Shrinkwrapping is the recommended option to “lock down” dependency tree of your application.
I have been using it throughout 2014 and there are too many inconveniences that accompany this technique:
1. Dependency on npm servers availability at every CI build. NPM availability is quite good in 2015 but you don’t want to have another moving part when doing an urgent production deployment.
2. Managing of npm-shrinkwrap.json is not straightforward. As of firstname.lastname@example.org you have to remove the folder with dependency that you want to udpate, run npm update --save and then npm shrinkwrap. The strict order of those commands caused me some pain and I had to manually code review changes in a 6000 line generated file “just in case”.
3. Even though npm does not allow force updating packages without changing the version, packages can still be removed from the repository and what are the chances a package/version you use gets removed from npm? Happenned to me.
4. There are “optionalDependencies” that will be installed by a Widnows PC but will not be installed on linux, for example. This would cause different shrinkwrap files being generated by different systems.
5. When email@example.com is released we will have all node_modules flat, will it break existing shrinkwraps?
Retaining node_modules between CI builds
Quite possible that your CI provider (codeship does it) or Node.js web service infrastructure caches node_modules folder between builds because of some issues outlined above.
Though it is a big helper there are a few problems:
- Unfortunately npm does not have a “native” way to verify that node_modules folder satisfies version requirements in package.json or npm-shrinkwrap.json files. There are some thirdparty tools available though, but not perfect, at the time of writing.
- Retaining node_modules between CI runs may be useless for actively developed codebases because this cache will be invalidated often.
What I ended up with
I came to a conclusion to use the old recommended way of committing node_modules to a git repo. But with some extra effort to get rid of the the outlined disadvantages.
The idea is not mine, I evolved it from one of the Mozilla repositories.
The implementation commits node_modules folder to a standalone git repository, it will benefit if node_modules folder is retained between builds but it is not necessary.
The source code is here: https://github.com/bestander/npm-git-lock
To use it:
sudo npm install -g npm-git-lock
cd [your work directory]
npm-git-lock --repo [firstname.lastname@example.org:your/dedicated/node_modules/git/repository.git]

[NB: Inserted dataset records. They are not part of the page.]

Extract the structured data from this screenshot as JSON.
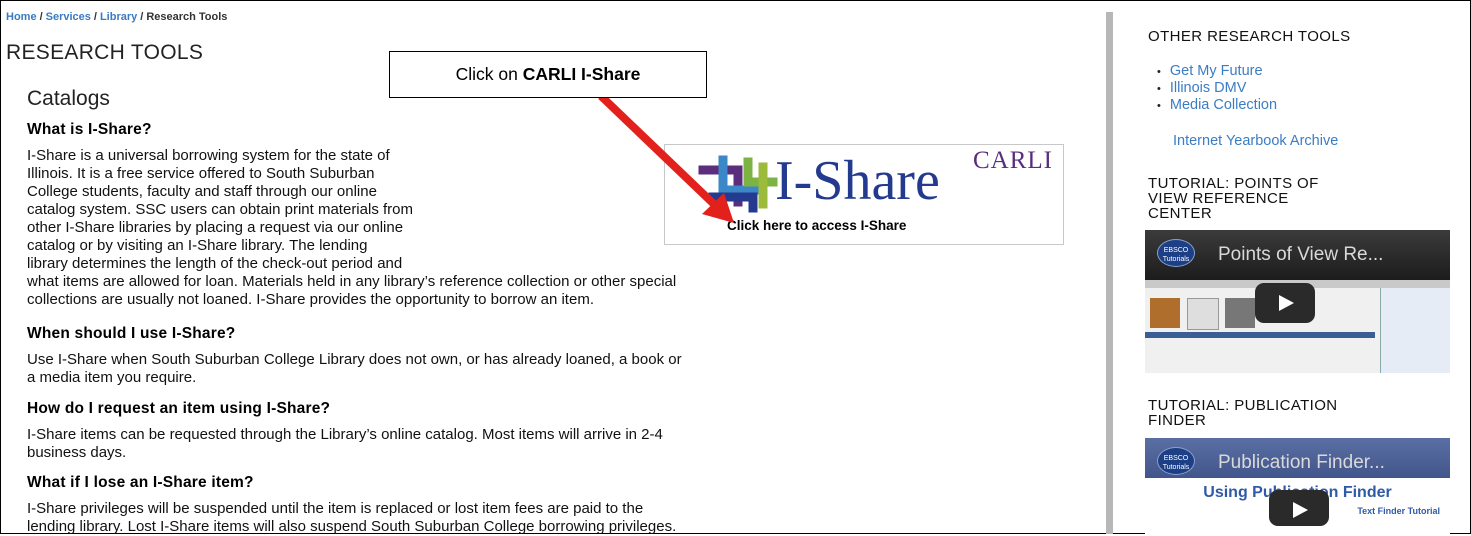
{
  "breadcrumb": {
    "home": "Home",
    "services": "Services",
    "library": "Library",
    "current": "Research Tools",
    "separator": "/"
  },
  "page_title": "RESEARCH TOOLS",
  "section_title": "Catalogs",
  "callout": {
    "prefix": "Click on ",
    "bold": "CARLI I-Share"
  },
  "ishare_banner": {
    "carli": "CARLI",
    "logo": "I-Share",
    "caption": "Click here to access I-Share"
  },
  "faq": [
    {
      "question": "What is I-Share?",
      "answer_lines": [
        "I-Share is a universal borrowing system for the state of",
        "Illinois. It is a free service offered to South Suburban",
        "College students, faculty and staff through our online",
        "catalog system. SSC users can obtain print materials from",
        "other I-Share libraries by placing a request via our online",
        "catalog or by visiting an I-Share library. The lending",
        "library determines the length of the check-out period and",
        "what items are allowed for loan. Materials held in any library’s reference collection or other special",
        "collections are usually not loaned. I-Share provides the opportunity to borrow an item."
      ]
    },
    {
      "question": "When should I use I-Share?",
      "answer_lines": [
        "Use I-Share when South Suburban College Library does not own, or has already loaned, a book or",
        "a media item you require."
      ]
    },
    {
      "question": "How do I request an item using I-Share?",
      "answer_lines": [
        "I-Share items can be requested through the Library’s online catalog. Most items will arrive in 2-4",
        "business days."
      ]
    },
    {
      "question": "What if I lose an I-Share item?",
      "answer_lines": [
        "I-Share privileges will be suspended until the item is replaced or lost item fees are paid to the",
        "lending library. Lost I-Share items will also suspend South Suburban College borrowing privileges."
      ]
    }
  ],
  "sidebar": {
    "other_tools_title": "OTHER RESEARCH TOOLS",
    "links": [
      "Get My Future",
      "Illinois DMV",
      "Media Collection"
    ],
    "yearbook_link": "Internet Yearbook Archive",
    "tutorial1_title_lines": [
      "TUTORIAL: POINTS OF",
      "VIEW REFERENCE",
      "CENTER"
    ],
    "tutorial1_video_title": "Points of View Re...",
    "tutorial2_title_lines": [
      "TUTORIAL: PUBLICATION",
      "FINDER"
    ],
    "tutorial2_video_title": "Publication Finder...",
    "tutorial2_video_heading": "Using Publication Finder",
    "tutorial2_video_sub": "Text Finder Tutorial",
    "ebsco_label": "EBSCO",
    "ebsco_sub": "Tutorials"
  },
  "colors": {
    "link": "#3b7dc4",
    "arrow": "#e3211c",
    "divider": "#b7b7b7",
    "carli_purple": "#5a2d7d",
    "ishare_blue": "#233a8f"
  }
}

If you run this command at the start of your build it will either do npm install or check out node_modules from a remote repo if this package.json was used with this command once.
How it works
The algorithm is simple, when doing a build:
- Check if node_modules folder is present in the working directory
- If node_modules exists check if there is a separate git repository in it
- Calculate sha1 hash from package.json in base64 format
- If remote repo from  has a commit tagged with sha1 from  then check it out clean, no npm install is required
- Otherwise remove everything from node_modules, do a clean npm install, commit, tag with sha1 from  and push to remote repo
- Next time you build with the same package.json, it is guaranteed that you get node_modules from 
With this tool you get:
- Minimum dependency on npm servers availability for builds of projects with no package.json changes
- No noise in your main project Pull Requests, all packages are committed to a separate git repository that does not need to be reviewed or maintained
- If the separate git repository for packages gets too large and slows down your builds after a few years, you can just create a new one, saving the old one for patches if you need
- Using it does not interfere with the recommended npm workflow, you can use it only on your CI system with no side effects for your dev environment or you can mix it with shrinkwrapping
- You can have different node_modules repositories for different OS. Your CI is likely to be linux while your dev machines may be mac or windows. You can set up 3 repositories for them and use them independently.
- And it is blazing fast
I feel quite comfortable with this way of “sealing” my packages in CI, please provide feedback and point to any errors that I have made.